→ The task
The response must contain every line from the records below that has "Zylinderhalter".

- - - - -

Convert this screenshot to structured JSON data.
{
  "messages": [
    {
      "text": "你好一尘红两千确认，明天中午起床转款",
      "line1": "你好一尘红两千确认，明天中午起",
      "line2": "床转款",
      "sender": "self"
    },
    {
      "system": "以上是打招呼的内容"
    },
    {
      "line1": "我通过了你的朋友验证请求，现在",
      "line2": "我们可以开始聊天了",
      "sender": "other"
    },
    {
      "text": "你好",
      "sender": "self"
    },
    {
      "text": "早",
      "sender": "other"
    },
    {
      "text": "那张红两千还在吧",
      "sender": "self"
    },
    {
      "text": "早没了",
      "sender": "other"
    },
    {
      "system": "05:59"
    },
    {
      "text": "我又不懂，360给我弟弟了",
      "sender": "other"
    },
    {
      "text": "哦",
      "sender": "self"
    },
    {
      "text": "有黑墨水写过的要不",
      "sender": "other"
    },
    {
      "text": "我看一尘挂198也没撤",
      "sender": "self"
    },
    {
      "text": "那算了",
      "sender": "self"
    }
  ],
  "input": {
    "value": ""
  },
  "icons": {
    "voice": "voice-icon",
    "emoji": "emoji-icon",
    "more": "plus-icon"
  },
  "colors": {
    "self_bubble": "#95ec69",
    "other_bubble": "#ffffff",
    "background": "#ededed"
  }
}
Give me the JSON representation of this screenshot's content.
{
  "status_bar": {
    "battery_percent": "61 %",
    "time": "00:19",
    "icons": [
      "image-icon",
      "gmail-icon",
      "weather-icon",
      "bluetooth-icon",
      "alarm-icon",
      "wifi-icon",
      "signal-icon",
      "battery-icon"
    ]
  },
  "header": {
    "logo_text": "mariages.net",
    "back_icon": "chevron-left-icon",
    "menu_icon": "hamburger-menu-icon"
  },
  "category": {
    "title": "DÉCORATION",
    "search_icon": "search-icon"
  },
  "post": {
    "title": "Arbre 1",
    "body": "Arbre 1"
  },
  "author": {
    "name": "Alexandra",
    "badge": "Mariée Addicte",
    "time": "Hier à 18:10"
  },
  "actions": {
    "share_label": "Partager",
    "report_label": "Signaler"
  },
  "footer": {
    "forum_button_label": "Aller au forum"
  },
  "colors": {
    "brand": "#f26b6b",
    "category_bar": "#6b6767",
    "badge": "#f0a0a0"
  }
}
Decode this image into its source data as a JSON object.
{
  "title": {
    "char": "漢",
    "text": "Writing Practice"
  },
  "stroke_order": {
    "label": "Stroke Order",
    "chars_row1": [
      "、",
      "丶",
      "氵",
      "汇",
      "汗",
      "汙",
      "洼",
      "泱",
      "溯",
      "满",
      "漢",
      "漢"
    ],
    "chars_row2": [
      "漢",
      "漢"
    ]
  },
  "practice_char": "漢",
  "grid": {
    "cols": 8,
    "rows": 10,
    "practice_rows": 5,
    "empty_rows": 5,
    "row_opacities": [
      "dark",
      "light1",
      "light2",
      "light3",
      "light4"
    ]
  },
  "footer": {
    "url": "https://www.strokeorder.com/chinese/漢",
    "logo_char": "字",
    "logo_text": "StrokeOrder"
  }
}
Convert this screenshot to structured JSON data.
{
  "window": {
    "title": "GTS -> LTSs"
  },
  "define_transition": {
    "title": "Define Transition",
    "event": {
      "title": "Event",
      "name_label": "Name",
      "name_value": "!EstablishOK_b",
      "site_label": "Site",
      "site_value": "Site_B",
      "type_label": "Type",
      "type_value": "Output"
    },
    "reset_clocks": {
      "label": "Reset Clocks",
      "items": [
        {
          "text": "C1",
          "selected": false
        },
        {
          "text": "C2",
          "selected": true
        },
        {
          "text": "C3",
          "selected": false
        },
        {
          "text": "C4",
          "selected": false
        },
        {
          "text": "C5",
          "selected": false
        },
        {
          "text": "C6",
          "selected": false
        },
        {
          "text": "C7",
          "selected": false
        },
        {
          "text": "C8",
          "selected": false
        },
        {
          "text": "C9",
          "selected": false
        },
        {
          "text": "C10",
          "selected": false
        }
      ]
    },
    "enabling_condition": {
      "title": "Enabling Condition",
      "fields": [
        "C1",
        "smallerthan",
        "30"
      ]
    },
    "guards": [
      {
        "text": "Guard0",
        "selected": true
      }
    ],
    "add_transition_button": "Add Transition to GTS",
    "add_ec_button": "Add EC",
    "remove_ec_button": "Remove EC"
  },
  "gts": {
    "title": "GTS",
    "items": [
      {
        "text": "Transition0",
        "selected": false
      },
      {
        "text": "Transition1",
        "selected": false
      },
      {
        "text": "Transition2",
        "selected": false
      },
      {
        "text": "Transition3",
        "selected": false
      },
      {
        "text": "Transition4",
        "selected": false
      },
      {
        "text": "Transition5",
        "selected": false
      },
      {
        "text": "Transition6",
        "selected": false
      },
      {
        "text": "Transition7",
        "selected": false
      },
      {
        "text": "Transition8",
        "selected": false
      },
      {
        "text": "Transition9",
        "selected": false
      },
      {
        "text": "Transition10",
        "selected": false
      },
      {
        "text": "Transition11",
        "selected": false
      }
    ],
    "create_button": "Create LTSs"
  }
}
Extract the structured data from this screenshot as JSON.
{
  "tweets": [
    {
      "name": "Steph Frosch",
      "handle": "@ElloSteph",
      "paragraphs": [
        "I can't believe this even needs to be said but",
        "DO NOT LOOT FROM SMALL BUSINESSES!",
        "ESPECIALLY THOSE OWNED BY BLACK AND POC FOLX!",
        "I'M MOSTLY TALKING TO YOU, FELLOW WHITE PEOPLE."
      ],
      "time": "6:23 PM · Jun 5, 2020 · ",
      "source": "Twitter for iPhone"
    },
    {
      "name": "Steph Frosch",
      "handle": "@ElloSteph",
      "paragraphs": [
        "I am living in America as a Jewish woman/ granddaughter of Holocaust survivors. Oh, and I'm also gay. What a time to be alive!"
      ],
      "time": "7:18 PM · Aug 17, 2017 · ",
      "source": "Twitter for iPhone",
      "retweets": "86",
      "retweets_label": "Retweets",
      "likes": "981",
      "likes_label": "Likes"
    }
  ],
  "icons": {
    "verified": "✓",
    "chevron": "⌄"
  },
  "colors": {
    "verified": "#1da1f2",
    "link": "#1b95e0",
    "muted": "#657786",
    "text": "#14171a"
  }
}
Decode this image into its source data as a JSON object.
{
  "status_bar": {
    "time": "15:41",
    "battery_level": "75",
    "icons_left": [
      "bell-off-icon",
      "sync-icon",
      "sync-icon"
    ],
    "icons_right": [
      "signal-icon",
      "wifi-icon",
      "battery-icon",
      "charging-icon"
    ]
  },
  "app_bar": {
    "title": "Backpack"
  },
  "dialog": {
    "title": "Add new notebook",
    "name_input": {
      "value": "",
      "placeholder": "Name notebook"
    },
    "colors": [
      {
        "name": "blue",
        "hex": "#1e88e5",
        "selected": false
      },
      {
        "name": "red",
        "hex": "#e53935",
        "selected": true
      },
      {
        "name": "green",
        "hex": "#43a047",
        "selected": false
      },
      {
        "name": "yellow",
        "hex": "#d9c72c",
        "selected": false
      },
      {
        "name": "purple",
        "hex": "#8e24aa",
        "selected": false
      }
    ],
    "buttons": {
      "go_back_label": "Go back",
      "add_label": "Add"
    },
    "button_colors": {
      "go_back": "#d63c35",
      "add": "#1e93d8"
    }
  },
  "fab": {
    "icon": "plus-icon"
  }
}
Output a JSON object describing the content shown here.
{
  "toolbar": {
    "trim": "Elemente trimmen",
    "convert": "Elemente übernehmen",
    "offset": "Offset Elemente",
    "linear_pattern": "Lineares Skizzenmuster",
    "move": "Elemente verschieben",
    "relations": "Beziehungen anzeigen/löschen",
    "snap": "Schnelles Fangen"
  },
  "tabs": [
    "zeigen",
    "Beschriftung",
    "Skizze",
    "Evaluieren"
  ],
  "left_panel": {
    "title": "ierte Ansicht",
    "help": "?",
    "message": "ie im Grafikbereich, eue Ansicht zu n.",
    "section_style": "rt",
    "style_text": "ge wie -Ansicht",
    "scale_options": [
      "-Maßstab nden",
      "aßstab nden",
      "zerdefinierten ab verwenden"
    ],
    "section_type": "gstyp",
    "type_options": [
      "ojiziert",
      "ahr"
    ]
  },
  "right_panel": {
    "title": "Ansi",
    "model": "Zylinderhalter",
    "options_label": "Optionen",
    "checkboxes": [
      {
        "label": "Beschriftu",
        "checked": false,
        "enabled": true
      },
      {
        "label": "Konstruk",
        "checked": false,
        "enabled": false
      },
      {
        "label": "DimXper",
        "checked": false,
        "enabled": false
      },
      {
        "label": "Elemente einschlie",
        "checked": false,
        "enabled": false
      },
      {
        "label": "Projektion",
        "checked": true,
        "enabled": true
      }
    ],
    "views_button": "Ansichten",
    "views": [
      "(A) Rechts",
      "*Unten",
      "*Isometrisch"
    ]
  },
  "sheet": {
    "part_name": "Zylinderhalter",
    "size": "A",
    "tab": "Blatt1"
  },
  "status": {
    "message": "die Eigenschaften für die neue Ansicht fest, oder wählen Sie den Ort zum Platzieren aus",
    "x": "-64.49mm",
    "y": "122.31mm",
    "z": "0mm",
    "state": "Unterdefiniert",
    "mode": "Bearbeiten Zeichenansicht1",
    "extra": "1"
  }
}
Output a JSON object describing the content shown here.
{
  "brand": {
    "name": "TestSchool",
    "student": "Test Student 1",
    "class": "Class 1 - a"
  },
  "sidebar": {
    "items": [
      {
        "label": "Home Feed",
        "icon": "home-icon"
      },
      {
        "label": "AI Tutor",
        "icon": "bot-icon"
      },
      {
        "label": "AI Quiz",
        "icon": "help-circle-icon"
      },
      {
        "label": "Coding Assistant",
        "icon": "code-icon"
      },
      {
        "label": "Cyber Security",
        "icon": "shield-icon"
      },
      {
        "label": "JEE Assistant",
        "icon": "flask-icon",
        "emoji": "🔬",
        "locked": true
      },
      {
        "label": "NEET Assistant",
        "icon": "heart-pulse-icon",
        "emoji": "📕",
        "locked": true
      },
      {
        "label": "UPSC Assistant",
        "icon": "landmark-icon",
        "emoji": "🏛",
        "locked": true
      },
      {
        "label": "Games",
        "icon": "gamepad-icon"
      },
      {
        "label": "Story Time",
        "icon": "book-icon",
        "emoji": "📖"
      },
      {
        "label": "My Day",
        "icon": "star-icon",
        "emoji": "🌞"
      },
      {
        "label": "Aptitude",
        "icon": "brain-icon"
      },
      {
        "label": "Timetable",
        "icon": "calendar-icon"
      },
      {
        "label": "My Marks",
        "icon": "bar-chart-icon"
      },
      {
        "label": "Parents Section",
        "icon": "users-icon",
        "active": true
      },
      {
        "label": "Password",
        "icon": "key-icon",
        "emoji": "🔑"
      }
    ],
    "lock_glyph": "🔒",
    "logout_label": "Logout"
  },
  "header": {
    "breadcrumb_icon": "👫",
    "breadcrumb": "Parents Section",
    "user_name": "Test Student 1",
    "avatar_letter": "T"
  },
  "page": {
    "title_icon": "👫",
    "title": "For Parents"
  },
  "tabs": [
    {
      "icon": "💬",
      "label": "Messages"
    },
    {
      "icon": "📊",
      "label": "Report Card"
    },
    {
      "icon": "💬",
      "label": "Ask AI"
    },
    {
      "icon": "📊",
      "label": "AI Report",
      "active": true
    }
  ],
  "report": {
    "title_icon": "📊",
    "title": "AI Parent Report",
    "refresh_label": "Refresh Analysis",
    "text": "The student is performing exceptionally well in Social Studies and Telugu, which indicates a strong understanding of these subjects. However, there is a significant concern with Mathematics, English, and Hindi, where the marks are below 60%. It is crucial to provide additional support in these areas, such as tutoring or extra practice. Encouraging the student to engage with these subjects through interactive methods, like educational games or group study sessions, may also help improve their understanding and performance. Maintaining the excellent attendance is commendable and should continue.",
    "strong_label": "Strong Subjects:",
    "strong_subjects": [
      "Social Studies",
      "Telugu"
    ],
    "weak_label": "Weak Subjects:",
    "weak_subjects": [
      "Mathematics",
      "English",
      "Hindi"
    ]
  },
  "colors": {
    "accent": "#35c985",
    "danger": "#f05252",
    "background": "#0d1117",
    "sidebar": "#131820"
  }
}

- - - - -

→ Answer box
    "model": "Zylinderhalter",
    "part_name": "Zylinderhalter",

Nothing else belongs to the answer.